"Ultimately, this film is like watching Sam Raimi's Evil Dead, it may not have too big of a budget but it's certainly big on artistry!"

- Joseph Kuby

The Unbeaten 28 (1981)

AKA: Unbeatable 28

Director: Joseph Kuo

Cast: Meng Fei, Jack Long, Mark Long

Running Time: 90 min.

Plot: See review below.

Availability: This title is available at


JOSEPH KUBY'S REVIEW: Carter Wong may have proved to be better than usual in 18 Bronzemen but this film has a more talented actor as the lead - Meng Fei, who had appeared in the Shaw Brothers Chang Cheh-directed classics Five Shaolin Masters and Shaolin Temple (not the Jet Li one). Chang took note of this film and released his own version of the Kung Fu maze story with four of the Venoms. His take on it is called House of Traps.

The Unbeatable 28 is what would happen if you came upon a concoction of Indiana Jones and 36th Chamber of Shaolin. The film's budget was higher than usual for producer/director Joseph Kuo. He had more money to materialize his vision due to his previous independent successes. His company was a rival to Seasonal in the same way Golden Harvest were competing with Shaw Bros.

There's so much creativity abundant in the storyline that there are no stand-outs, nearly everything is worth a mention. The action is so consistent that it's not really a case of picking scenes since the whole movie is one big action sequence. To understand what this film is, imagine if two thirds of the running time of My Lucky Stars was dedicated to Jackie Chan journeying through the theme park and encountering dozens of bewildering oddities.

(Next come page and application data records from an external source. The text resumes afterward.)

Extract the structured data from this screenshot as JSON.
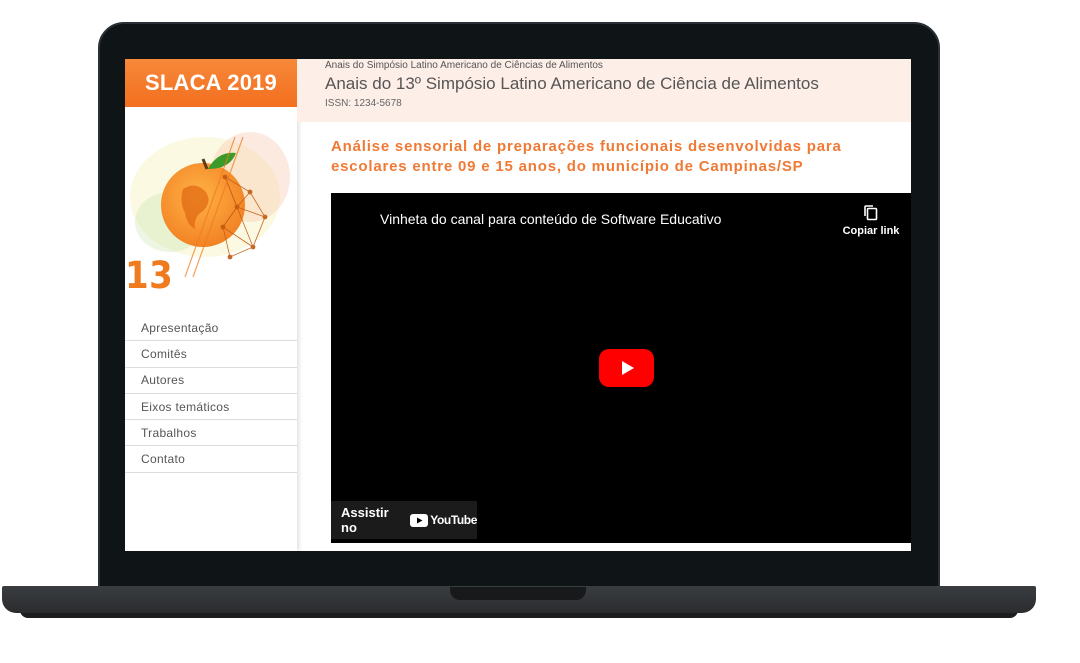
{
  "sidebar": {
    "brand": "SLACA 2019",
    "logo_text": "13 SLACA",
    "items": [
      {
        "label": "Apresentação"
      },
      {
        "label": "Comitês"
      },
      {
        "label": "Autores"
      },
      {
        "label": "Eixos temáticos"
      },
      {
        "label": "Trabalhos"
      },
      {
        "label": "Contato"
      }
    ]
  },
  "header": {
    "subtitle": "Anais do Simpósio Latino Americano de Ciências de Alimentos",
    "title": "Anais do 13º Simpósio Latino Americano de Ciência de Alimentos",
    "issn": "ISSN: 1234-5678"
  },
  "article": {
    "title": "Análise sensorial de preparações funcionais desenvolvidas para escolares entre 09 e 15 anos, do município de Campinas/SP"
  },
  "video": {
    "title": "Vinheta do canal para conteúdo de Software Educativo",
    "copy_link": "Copiar link",
    "watch_on": "Assistir no",
    "platform": "YouTube"
  },
  "colors": {
    "accent": "#f07a1e",
    "header_bg": "#fdeee8",
    "play": "#ff0000"
  },
  "icons": {
    "copy": "copy-icon",
    "play": "play-icon",
    "youtube": "youtube-logo-icon"
  }
}
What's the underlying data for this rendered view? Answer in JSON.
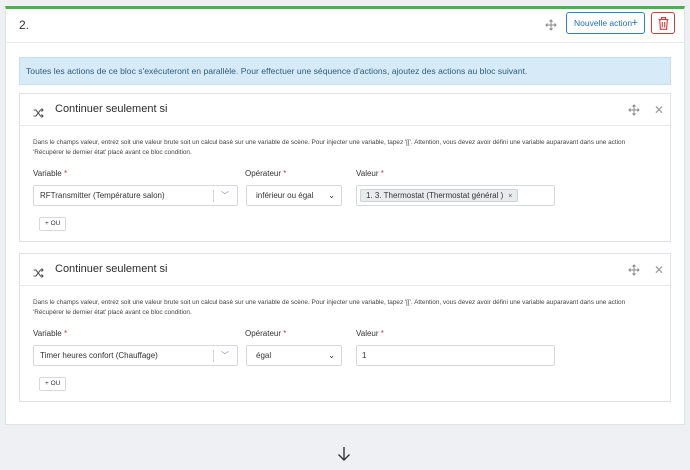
{
  "block": {
    "number": "2.",
    "new_action_label": "Nouvelle action",
    "new_action_icon": "+",
    "info_text": "Toutes les actions de ce bloc s'exécuteront en parallèle. Pour effectuer une séquence d'actions, ajoutez des actions au bloc suivant."
  },
  "conditions": [
    {
      "title": "Continuer seulement si",
      "help_line1": "Dans le champs valeur, entrez soit une valeur brute soit un calcul basé sur une variable de scène. Pour injecter une variable, tapez '[['. Attention, vous devez avoir défini une variable auparavant dans une action",
      "help_line2": "'Récupérer le dernier état' placé avant ce bloc condition.",
      "variable_label": "Variable",
      "variable_value": "RFTransmitter (Température salon)",
      "operator_label": "Opérateur",
      "operator_value": "inférieur ou égal",
      "value_label": "Valeur",
      "value_tag": "1. 3. Thermostat (Thermostat général )",
      "tag_remove": "×",
      "or_button": "+ OU",
      "required_mark": "*"
    },
    {
      "title": "Continuer seulement si",
      "help_line1": "Dans le champs valeur, entrez soit une valeur brute soit un calcul basé sur une variable de scène. Pour injecter une variable, tapez '[['. Attention, vous devez avoir défini une variable auparavant dans une action",
      "help_line2": "'Récupérer le dernier état' placé avant ce bloc condition.",
      "variable_label": "Variable",
      "variable_value": "Timer heures confort (Chauffage)",
      "operator_label": "Opérateur",
      "operator_value": "égal",
      "value_label": "Valeur",
      "value_input": "1",
      "or_button": "+ OU",
      "required_mark": "*"
    }
  ],
  "colors": {
    "accent_green": "#4caf50",
    "primary_blue": "#1f6fc0",
    "danger_red": "#d33b3b",
    "info_bg": "#d7eaf7"
  }
}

A lot of fans might dismiss this film as a poor spin-off of 18 Bronzemen but I see it as the next step forward in Kuo's original concept. Just like how Jackie's Operation Condor surpassed Armour of God, Kuo did the same thing here. The Unbeatable 28 is one of the few films that is truly the cinematic equivalent to a roller-coaster. There may be some slow spots but roller-coasters have those too. Rather than the sedate moments being a detriment to the film, it works in its advantage as the surreal moments pack a weighty punch.

The final two on one showdown is one of the best of its kind I've seen, which is saying a lot when you consider the 2-on-1s that can be seen in Knockabout, Secret Rivals, The Odd Couple, Who Am I? and Warriors Two. The villain uses a hat like a boomerang - something which surely must have inspired the creators of the Mortal Kombat games when they were creating the character of Kung Lao.

As you can tell, I had a lot of fun watching this movie! What I like about this film is that it never takes itself too seriously despite having a an air of dread that permeates the film. It has a subtle tongue-in-cheek tone which makes you wonder if Kuo was lampooning the novelty concept of the Shaolin training tradition.

The Unbeatable 28 is truly unpredictable, just when you think its over...something happens that furthers the movie along! Ultimately, this film is like watching Sam Raimi's Evil Dead, it may not have too big of a budget but it's certainly big on artistry. Coincidentally, Joseph also shows an aptitude for directing horror movies as this film has a sense of impending doom that's produced by the mysterious atmosphere he creates. It's a shame that Unbeatable 28 would prove to be one of his last films.

As a footnote, the title should really be The Unbeatable 18 as a typo was made when it came to producing the English title for the film.